--- Dataset rows for apps and sites ---
════════════════════
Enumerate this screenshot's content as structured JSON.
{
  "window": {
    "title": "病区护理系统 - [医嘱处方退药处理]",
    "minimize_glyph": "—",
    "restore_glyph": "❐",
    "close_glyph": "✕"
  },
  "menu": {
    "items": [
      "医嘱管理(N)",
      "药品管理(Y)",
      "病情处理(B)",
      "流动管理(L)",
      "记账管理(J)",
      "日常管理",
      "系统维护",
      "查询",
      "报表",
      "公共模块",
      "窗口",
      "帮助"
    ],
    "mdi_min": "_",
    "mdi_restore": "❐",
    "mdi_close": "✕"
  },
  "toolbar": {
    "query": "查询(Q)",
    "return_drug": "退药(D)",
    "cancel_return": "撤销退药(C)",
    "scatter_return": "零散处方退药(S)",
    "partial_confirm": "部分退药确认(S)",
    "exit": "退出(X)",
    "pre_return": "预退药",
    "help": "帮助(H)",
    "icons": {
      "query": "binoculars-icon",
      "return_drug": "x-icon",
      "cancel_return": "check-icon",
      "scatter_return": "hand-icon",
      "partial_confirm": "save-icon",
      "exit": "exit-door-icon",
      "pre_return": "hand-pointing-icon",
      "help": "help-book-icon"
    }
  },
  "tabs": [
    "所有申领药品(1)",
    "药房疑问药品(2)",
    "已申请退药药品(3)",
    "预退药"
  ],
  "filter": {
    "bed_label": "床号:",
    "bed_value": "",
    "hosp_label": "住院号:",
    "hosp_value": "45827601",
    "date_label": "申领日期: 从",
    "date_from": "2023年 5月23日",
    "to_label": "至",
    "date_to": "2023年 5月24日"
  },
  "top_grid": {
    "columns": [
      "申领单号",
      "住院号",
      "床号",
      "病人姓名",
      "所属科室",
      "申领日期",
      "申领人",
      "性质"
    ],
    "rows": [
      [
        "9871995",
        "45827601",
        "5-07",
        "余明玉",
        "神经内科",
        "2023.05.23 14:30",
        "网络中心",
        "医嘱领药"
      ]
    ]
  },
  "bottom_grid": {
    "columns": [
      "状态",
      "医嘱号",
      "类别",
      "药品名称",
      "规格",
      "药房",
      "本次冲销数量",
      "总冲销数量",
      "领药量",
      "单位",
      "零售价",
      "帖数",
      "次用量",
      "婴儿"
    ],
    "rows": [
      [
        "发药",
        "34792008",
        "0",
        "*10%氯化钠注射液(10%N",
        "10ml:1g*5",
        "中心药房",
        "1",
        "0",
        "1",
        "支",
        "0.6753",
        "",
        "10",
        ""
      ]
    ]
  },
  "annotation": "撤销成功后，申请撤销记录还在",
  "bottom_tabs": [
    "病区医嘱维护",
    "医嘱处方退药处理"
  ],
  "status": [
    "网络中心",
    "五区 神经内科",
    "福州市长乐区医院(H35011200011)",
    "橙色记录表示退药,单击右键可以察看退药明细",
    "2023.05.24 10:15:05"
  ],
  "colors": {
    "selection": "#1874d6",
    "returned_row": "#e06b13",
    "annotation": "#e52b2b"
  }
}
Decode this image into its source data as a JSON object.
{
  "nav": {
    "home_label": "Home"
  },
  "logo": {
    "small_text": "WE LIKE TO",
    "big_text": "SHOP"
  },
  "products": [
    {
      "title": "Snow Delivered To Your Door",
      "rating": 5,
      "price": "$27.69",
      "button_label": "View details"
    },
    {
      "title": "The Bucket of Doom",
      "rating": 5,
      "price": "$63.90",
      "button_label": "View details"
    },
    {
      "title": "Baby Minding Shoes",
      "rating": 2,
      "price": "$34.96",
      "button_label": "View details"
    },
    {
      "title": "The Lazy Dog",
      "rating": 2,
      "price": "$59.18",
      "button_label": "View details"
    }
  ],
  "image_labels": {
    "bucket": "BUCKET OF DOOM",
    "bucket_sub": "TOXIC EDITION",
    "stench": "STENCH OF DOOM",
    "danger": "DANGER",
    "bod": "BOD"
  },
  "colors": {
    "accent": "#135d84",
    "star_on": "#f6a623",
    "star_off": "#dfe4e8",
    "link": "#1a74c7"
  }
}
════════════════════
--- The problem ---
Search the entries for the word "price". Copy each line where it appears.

--- Expected answer ---
      "price": "$27.69",
      "price": "$63.90",
      "price": "$34.96",
      "price": "$59.18",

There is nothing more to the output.